Staying Over Typically when babysitting overnight, or babysitting over several nights, you’ll negotiate a different pay scale than for daily hours. (Most people agree you wouldn’t pay someone as much when they are sleeping as when they are babysitting). However, you're still in someone else's home and bed, and depending on the ages of the children and whether they even sleep through the night, your sleeping hours may be far less restful than if you were at home. Plus, you're still on duty. Typical prices for babysitting overnight in a bigger city may be anywhere from $50 - $75 per night, plus $100 for the day.
Scenario 1: You get to the house at 7:00 p.m., spend the night, take the children to school the next day and then you're finished. The parents should pay $75 - $100. (Several hours of being awake/ cooking/ driving, plus spending the night there).
Scenario 2: You come on a Thursday afternoon and don’t leave until the following Monday afternoon. You’ve spent 4 days and 3 nights. You should make $500 - $700, depending on the prices you negotiate for “nights” and “days.”
*From 7:00 a.m. - 7:00 p.m. is 12 hours. If you normally charge $10 an hour, that’s already $120.00 for the daytime. Charging $100 for the “day” and $50 for the “night” (when you are sleeping) is not too much.
One idea is to charge what you'd normally charge for the day hours, and half of that when you are sleeping over. So if you get up at 7:00 to start taking care of the children and don't go to bed until 11:00, charge your normal rate. The hours that you are in bed and the children are in bed, charge half that amount. That works out well for the sitter and the parents/care givers. Check out this forum to see some people's opinions on what to pay an overnight sitter. You may find good arguments backing what you'll charge.

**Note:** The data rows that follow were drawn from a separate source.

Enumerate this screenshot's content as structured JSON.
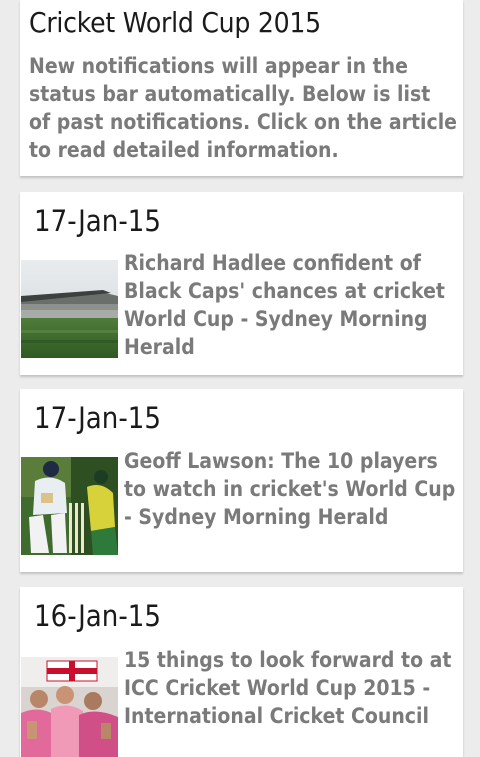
{
  "header": {
    "title": "Cricket World Cup 2015",
    "description_lines": [
      "New notifications will appear in the",
      "status bar automatically. Below is list",
      "of past notifications. Click on the article",
      "to read detailed information."
    ]
  },
  "articles": [
    {
      "date": "17-Jan-15",
      "headline_lines": [
        "Richard Hadlee confident of",
        "Black Caps' chances at cricket",
        "World Cup - Sydney Morning",
        "Herald"
      ],
      "thumbnail": "stadium-photo"
    },
    {
      "date": "17-Jan-15",
      "headline_lines": [
        "Geoff Lawson: The 10 players",
        "to watch in cricket's World Cup",
        "- Sydney Morning Herald"
      ],
      "thumbnail": "batsman-photo"
    },
    {
      "date": "16-Jan-15",
      "headline_lines": [
        "15 things to look forward to at",
        "ICC Cricket World Cup 2015 -",
        "International Cricket Council"
      ],
      "thumbnail": "fans-photo"
    }
  ],
  "colors": {
    "background": "#ececec",
    "card": "#ffffff",
    "title_text": "#1a1a1a",
    "secondary_text": "#7a7a7a"
  }
}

As always, not talking about your rate for babysitting overnight leaves it up to the parents to calculate. Some may never have thought about what it costs to have someone spend the night, and others may be paying the same they've been paying the past ten years. It's smart to have a conversation about what you charge before the caregiver is writing you a check.